*AIM OF THE TASK:* Check each line of the listing for the string "Hole". Copy those where it appears.

*SUPPLIED RECORDS:*
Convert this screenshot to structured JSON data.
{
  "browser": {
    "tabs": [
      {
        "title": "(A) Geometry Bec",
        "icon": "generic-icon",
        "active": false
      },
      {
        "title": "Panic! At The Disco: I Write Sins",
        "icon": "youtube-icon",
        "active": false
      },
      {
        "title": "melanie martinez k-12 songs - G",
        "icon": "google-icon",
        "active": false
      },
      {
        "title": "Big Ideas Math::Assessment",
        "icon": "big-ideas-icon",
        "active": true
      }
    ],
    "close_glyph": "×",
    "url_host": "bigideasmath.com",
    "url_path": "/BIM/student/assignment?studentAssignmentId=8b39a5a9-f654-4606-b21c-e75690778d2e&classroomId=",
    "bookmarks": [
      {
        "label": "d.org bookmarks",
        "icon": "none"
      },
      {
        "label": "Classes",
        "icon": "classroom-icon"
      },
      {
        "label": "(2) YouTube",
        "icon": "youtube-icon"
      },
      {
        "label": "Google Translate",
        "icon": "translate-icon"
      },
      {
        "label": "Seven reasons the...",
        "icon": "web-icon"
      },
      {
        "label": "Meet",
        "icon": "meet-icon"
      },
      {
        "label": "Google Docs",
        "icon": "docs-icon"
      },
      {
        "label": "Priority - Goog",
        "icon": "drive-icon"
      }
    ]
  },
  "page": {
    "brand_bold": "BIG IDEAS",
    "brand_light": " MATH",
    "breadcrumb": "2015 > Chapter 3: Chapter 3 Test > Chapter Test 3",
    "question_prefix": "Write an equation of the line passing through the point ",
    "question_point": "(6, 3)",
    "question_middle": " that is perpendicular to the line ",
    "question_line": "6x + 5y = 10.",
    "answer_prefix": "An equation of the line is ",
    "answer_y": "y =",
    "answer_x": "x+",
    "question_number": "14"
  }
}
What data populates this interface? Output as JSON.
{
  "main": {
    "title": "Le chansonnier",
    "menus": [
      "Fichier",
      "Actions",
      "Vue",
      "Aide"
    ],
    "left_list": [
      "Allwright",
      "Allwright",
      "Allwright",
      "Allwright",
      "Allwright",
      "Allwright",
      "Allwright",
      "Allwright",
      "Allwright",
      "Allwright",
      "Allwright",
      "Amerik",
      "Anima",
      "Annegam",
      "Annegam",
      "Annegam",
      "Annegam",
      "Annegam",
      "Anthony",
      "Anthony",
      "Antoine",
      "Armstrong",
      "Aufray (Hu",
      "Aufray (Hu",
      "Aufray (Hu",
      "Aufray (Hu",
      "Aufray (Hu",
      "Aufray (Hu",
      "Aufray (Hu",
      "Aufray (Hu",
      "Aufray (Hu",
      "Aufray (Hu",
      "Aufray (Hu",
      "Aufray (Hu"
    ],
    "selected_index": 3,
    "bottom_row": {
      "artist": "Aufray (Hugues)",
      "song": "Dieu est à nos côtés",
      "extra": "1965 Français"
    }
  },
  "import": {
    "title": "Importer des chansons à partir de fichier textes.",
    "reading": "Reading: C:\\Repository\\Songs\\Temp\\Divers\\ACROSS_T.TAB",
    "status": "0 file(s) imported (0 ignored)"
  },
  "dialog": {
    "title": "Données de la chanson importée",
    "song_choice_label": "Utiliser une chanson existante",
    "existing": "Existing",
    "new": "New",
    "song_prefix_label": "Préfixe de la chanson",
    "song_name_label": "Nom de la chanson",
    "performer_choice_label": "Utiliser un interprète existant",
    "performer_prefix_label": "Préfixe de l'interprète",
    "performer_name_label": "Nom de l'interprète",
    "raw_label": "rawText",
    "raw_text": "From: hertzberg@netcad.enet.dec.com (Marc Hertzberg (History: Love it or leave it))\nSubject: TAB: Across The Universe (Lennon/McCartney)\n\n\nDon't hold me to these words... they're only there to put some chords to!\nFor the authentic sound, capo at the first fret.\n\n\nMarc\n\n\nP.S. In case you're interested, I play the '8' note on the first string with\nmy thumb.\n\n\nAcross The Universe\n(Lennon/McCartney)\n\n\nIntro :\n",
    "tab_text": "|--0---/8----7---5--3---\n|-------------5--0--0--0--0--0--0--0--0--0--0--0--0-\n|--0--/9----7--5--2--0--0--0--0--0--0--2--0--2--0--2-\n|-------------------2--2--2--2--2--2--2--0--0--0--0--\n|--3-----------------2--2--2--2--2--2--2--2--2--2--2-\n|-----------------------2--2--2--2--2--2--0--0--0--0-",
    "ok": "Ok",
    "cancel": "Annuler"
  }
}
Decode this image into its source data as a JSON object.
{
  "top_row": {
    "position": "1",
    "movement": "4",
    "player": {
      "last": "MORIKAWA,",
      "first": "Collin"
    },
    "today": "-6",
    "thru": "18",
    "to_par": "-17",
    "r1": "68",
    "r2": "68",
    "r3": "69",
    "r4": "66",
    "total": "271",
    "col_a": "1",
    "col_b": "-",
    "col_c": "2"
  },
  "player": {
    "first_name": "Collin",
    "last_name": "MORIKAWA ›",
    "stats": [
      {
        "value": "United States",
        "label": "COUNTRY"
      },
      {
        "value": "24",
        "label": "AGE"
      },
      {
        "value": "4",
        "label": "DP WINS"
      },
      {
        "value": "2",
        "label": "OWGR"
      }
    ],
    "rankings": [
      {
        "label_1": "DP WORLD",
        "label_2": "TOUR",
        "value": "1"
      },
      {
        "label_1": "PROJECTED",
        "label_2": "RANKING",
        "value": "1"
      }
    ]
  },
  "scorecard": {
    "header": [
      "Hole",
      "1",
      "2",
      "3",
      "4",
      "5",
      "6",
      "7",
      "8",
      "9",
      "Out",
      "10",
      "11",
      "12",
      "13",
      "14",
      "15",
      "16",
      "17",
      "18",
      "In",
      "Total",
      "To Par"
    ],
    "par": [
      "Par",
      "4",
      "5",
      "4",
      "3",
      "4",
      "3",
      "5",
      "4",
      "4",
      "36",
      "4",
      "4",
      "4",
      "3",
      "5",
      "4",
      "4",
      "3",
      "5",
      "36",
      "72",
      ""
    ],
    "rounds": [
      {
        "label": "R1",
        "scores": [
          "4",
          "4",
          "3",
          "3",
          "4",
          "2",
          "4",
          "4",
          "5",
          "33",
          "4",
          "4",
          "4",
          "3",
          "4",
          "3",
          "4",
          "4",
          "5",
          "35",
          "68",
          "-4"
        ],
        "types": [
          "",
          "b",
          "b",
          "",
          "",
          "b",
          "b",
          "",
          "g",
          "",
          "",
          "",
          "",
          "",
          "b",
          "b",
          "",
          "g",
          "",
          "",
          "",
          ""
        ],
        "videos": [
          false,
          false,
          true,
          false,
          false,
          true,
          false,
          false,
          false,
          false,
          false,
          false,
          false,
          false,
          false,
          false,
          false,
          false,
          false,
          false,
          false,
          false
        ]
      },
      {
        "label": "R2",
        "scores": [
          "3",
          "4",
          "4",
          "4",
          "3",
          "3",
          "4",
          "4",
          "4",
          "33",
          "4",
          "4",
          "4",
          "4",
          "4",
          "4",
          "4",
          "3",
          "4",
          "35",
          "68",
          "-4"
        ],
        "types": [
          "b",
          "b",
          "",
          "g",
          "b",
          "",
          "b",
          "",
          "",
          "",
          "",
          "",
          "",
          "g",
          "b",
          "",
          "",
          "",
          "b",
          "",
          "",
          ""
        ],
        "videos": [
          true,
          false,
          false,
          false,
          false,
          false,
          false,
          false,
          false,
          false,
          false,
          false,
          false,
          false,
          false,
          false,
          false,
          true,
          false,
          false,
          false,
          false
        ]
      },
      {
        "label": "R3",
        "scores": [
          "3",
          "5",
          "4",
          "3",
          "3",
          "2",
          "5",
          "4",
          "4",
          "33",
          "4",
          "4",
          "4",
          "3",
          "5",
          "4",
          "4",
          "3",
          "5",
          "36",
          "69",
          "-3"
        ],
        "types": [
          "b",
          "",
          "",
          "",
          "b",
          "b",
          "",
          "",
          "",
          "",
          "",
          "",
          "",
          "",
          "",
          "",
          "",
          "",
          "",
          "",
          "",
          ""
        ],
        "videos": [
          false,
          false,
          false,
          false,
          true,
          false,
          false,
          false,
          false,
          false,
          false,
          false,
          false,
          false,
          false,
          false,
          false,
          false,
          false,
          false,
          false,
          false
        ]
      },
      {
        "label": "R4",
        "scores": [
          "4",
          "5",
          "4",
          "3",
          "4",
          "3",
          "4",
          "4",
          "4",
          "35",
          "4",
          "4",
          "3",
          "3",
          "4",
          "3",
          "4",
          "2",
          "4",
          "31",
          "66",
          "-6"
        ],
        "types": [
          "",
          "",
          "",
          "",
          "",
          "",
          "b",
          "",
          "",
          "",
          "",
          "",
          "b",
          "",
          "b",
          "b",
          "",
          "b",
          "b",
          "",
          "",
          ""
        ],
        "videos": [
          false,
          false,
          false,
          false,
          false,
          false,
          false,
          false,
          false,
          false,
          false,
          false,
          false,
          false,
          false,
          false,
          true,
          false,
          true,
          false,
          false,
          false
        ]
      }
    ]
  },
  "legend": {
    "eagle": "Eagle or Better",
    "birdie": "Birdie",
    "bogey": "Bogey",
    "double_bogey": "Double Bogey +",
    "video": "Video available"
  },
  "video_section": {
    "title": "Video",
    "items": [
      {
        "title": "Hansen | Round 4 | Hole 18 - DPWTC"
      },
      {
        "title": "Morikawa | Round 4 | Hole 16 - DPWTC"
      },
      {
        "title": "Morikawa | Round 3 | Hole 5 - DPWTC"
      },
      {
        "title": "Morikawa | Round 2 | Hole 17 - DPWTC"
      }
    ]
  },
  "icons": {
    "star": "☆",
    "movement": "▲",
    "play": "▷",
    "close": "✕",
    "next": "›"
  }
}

*RESPONSE FOR THIS EXERCISE:*
      "Hole",
        "title": "Hansen | Round 4 | Hole 18 - DPWTC"
        "title": "Morikawa | Round 4 | Hole 16 - DPWTC"
        "title": "Morikawa | Round 3 | Hole 5 - DPWTC"
        "title": "Morikawa | Round 2 | Hole 17 - DPWTC"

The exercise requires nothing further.